(WORKING DATA begins)

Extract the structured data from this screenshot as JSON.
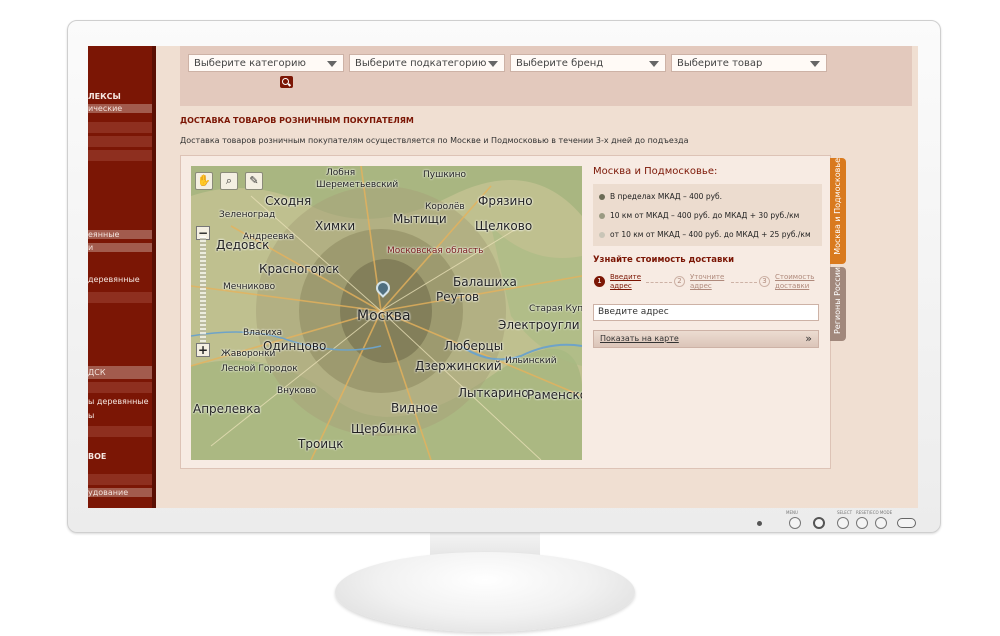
{
  "sidebar": {
    "items": [
      "ЛЕКСЫ",
      "ические",
      "еянные",
      "и",
      "деревянные",
      "ДСК",
      "ы деревянные",
      "ы",
      "ВОЕ",
      "удование"
    ]
  },
  "filters": {
    "category": "Выберите категорию",
    "subcategory": "Выберите подкатегорию",
    "brand": "Выберите бренд",
    "product": "Выберите товар"
  },
  "page": {
    "title": "ДОСТАВКА ТОВАРОВ РОЗНИЧНЫМ ПОКУПАТЕЛЯМ",
    "description": "Доставка товаров розничным покупателям осуществляется по Москве и Подмосковью в течении 3-х дней до подъезда"
  },
  "map": {
    "cities": [
      "Лобня",
      "Пушкино",
      "Шереметьевский",
      "Сходня",
      "Фрязино",
      "Химки",
      "Мытищи",
      "Щелково",
      "Дедовск",
      "Красногорск",
      "Королёв",
      "Московская область",
      "Балашиха",
      "Реутов",
      "Москва",
      "Электроугли",
      "Одинцово",
      "Люберцы",
      "Дзержинский",
      "Жаворонки",
      "Апрелевка",
      "Видное",
      "Лыткарино",
      "Раменское",
      "Троицк",
      "Щербинка",
      "Старая Купавна",
      "Власиха",
      "Лесной Городок",
      "Внуково",
      "Андреевка",
      "Мечниково",
      "Зеленоград",
      "Ильинский"
    ],
    "tools": [
      "hand-icon",
      "zoom-icon",
      "ruler-icon"
    ]
  },
  "delivery": {
    "region_title": "Москва и Подмосковье:",
    "zones": [
      {
        "text": "В пределах МКАД – 400 руб.",
        "color": "#6b6b55"
      },
      {
        "text": "10 км от МКАД – 400 руб. до МКАД + 30 руб./км",
        "color": "#9a9a82"
      },
      {
        "text": "от 10 км от МКАД – 400 руб. до МКАД + 25 руб./км",
        "color": "#c9c5b7"
      }
    ],
    "calc_title": "Узнайте стоимость доставки",
    "steps": [
      {
        "num": "1",
        "label1": "Введите",
        "label2": "адрес"
      },
      {
        "num": "2",
        "label1": "Уточните",
        "label2": "адрес"
      },
      {
        "num": "3",
        "label1": "Стоимость",
        "label2": "доставки"
      }
    ],
    "address_value": "Введите адрес",
    "show_map_label": "Показать на карте",
    "show_map_arrow": "»"
  },
  "tabs": {
    "moscow": "Москва и Подмосковье",
    "regions": "Регионы России"
  },
  "monitor": {
    "labels": [
      "MENU",
      "SELECT",
      "RESET/ECO MODE"
    ]
  }
}
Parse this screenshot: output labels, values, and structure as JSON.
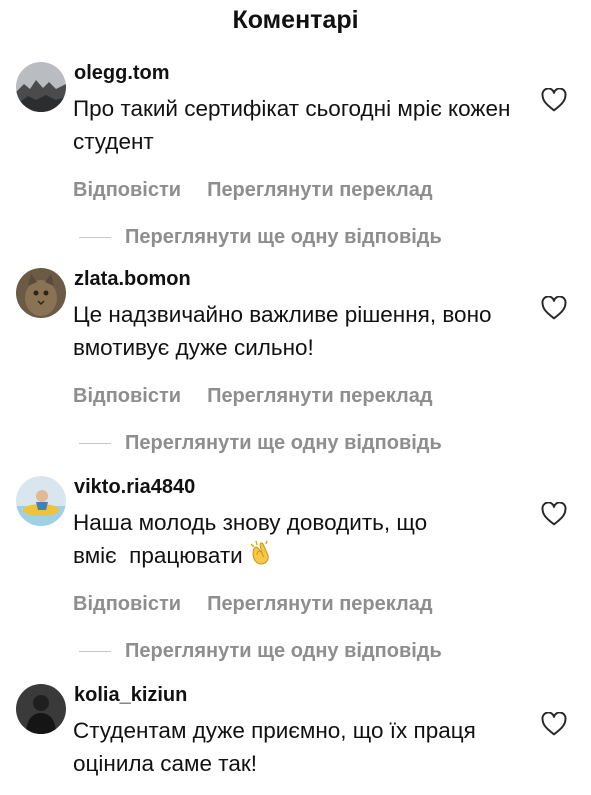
{
  "header": {
    "title": "Коментарі"
  },
  "actions": {
    "reply": "Відповісти",
    "translate": "Переглянути переклад",
    "view_more_replies": "Переглянути ще одну відповідь"
  },
  "comments": [
    {
      "username": "olegg.tom",
      "text": "Про такий сертифікат сьогодні мріє кожен студент",
      "avatar_icon": "rocky-landscape-avatar"
    },
    {
      "username": "zlata.bomon",
      "text": "Це надзвичайно важливе рішення, воно вмотивує дуже сильно!",
      "avatar_icon": "cat-avatar"
    },
    {
      "username": "vikto.ria4840",
      "text": "Наша молодь знову доводить, що вміє  працювати",
      "emoji": "clapping-hands-emoji",
      "avatar_icon": "beach-avatar"
    },
    {
      "username": "kolia_kiziun",
      "text": "Студентам дуже приємно, що їх праця оцінила саме так!",
      "avatar_icon": "person-dark-avatar"
    }
  ],
  "colors": {
    "text": "#111111",
    "secondary": "#8e8e8e"
  }
}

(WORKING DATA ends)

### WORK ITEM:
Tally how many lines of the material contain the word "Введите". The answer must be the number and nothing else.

### WRITTEN RESPONSE:
2